Though the poster said, “No Waiting!,” Kathy Stapleton of Yuba City left without buying 2-cent stamps to add to her old 37-cent stamps because the machine was not working, and she did not want to wait in the long line.
“I walked in the door, and there was a line like it was Christmas,” Stapleton said.
She planned to try the Mailbox Plus store.
“It's just absurd,” Stapleton said.
Another customer, who would not give her name, said she tried to buy stamps at a supermarket, but they did not have the new ones. She ended up waiting in line at the Yuba City Post Office.
Gus Ruiz, spokesman for the Sacramento postal district, said Monday afternoon that problems with Yuba City's machines were fixed. Ruiz said the machine may have run out of stamps, though there were no empty dispensers visible Monday morning.
Ruiz said long lines were unusual, a one-day anomaly caused by demand for new stamps.
“That's uncommon, but it's kind of what we're facing today,” Ruiz said.
An Appeal-Democrat reporter queued up Monday morning when lines stretched more than 20 people at
the Yuba City Post Office and found that buying proper postage required a 14-minute wait.
Yuba City Postmaster John Batch could not be reached for comment regarding the lines.
At Marysville, the automated machine was working but was sold out of 2-cent and 37-cent stamps. It did have 39-cent stamps for sale.
The lines at Marysville appeared to be shorter - 11 people at 12:40 p.m. Monday and seven people earlier that morning.
Marysville Postmaster Christopher Tracey could not be reached for comment.

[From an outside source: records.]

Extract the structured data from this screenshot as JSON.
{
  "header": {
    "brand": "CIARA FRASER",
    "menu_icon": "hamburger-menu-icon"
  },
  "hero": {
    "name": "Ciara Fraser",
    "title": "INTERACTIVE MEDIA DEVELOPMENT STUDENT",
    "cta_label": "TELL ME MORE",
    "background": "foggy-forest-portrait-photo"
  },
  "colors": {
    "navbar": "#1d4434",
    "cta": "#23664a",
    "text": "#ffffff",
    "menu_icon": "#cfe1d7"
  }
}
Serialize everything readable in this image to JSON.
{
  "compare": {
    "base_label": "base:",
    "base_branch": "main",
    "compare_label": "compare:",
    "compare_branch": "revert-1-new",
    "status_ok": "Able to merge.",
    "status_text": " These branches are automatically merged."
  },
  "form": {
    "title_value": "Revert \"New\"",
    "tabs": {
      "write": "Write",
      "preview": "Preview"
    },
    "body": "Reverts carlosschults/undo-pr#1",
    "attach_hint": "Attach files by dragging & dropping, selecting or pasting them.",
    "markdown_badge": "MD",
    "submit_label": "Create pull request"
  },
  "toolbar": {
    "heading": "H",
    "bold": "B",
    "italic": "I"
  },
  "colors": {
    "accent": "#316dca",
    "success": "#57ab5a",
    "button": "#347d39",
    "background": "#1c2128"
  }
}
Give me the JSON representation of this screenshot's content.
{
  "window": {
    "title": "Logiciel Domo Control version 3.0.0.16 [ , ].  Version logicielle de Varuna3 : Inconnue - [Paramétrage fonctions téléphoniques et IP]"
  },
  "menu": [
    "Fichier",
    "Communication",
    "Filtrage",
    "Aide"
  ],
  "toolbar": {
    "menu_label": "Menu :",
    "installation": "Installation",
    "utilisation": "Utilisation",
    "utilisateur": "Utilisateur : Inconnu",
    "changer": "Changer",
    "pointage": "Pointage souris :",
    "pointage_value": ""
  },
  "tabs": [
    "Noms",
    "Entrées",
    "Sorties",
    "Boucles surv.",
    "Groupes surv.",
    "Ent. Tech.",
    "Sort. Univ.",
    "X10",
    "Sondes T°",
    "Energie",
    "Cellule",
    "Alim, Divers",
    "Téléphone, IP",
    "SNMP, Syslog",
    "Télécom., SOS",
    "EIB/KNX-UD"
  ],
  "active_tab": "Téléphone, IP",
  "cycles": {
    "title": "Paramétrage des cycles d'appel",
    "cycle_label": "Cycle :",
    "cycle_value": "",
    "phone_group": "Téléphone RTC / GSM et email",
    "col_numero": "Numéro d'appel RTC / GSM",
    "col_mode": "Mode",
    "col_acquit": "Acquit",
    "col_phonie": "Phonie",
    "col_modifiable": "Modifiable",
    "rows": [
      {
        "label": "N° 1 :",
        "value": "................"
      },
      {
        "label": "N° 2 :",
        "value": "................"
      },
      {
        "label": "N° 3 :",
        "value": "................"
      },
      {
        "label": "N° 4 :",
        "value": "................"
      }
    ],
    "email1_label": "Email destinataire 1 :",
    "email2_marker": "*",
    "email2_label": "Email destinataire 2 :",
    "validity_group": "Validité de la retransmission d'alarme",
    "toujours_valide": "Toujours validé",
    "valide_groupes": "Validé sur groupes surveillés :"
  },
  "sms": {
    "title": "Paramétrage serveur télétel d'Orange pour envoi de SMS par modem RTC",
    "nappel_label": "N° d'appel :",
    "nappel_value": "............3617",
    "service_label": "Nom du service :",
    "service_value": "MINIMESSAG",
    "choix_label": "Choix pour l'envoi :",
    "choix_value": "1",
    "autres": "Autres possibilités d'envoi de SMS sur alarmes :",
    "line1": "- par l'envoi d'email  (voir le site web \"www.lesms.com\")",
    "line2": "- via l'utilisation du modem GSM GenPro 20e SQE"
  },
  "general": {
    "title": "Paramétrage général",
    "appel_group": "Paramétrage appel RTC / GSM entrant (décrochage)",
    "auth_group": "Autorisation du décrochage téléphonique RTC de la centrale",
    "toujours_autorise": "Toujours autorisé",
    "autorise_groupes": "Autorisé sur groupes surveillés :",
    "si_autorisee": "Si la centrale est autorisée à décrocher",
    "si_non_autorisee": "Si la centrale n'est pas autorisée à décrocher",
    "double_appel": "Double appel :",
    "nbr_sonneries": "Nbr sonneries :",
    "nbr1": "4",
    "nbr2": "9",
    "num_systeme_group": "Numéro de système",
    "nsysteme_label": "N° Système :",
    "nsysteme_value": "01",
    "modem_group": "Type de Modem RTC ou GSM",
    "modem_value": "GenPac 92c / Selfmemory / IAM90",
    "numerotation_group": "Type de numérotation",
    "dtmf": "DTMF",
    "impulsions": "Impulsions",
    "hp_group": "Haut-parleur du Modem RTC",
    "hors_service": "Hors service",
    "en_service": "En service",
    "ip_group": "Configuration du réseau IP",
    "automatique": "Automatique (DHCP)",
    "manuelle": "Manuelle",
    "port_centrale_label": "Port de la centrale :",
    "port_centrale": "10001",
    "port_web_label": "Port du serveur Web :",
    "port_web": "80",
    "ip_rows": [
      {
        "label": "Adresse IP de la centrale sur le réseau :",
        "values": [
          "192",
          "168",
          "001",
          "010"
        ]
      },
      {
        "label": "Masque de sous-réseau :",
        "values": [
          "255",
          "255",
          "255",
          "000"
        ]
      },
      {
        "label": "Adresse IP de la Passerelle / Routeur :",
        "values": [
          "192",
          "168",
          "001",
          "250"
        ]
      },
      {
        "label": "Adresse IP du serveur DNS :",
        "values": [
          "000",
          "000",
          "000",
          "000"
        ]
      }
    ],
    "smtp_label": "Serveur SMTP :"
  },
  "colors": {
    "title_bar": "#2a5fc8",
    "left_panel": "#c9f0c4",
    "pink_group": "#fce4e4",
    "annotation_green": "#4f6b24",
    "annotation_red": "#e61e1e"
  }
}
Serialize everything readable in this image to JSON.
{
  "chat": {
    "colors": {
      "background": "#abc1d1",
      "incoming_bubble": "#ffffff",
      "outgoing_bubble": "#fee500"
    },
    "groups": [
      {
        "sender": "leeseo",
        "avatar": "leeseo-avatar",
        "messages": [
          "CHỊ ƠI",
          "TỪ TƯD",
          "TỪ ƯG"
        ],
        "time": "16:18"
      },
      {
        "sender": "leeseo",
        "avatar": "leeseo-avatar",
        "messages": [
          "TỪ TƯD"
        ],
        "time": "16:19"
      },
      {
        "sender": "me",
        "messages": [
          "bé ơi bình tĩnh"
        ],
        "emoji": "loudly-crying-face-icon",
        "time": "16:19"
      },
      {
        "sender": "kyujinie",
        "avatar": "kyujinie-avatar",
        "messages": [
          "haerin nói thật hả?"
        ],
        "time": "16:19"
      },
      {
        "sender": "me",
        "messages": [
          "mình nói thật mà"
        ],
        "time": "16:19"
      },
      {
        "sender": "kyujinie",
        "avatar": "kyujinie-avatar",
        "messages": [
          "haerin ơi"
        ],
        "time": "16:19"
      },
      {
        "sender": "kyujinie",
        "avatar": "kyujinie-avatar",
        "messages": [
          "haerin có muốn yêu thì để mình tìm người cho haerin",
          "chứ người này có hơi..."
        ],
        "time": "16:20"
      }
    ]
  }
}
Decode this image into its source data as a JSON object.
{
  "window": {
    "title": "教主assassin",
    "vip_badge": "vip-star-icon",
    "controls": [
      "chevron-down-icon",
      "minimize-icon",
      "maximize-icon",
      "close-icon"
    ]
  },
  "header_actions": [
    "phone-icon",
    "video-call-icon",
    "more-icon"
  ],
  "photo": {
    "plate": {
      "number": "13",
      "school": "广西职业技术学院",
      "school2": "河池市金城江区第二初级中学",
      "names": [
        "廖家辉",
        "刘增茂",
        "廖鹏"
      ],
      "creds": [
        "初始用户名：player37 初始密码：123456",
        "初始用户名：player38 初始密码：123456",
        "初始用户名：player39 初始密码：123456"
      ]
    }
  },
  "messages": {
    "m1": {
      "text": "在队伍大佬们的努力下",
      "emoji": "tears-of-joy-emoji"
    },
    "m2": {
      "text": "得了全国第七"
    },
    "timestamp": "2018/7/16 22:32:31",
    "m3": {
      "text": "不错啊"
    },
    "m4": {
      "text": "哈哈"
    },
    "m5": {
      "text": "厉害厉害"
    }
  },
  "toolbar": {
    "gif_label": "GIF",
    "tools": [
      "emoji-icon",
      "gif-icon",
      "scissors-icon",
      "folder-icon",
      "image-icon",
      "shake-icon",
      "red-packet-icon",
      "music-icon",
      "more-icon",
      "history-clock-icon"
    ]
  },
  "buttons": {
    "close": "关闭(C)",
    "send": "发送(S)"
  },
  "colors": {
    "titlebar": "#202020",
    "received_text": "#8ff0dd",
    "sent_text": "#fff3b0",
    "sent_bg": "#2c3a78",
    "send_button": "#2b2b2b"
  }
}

Appeal-Democrat reporter John Dickey can be reached at 749-4711. You may e-mail him at email@example.com.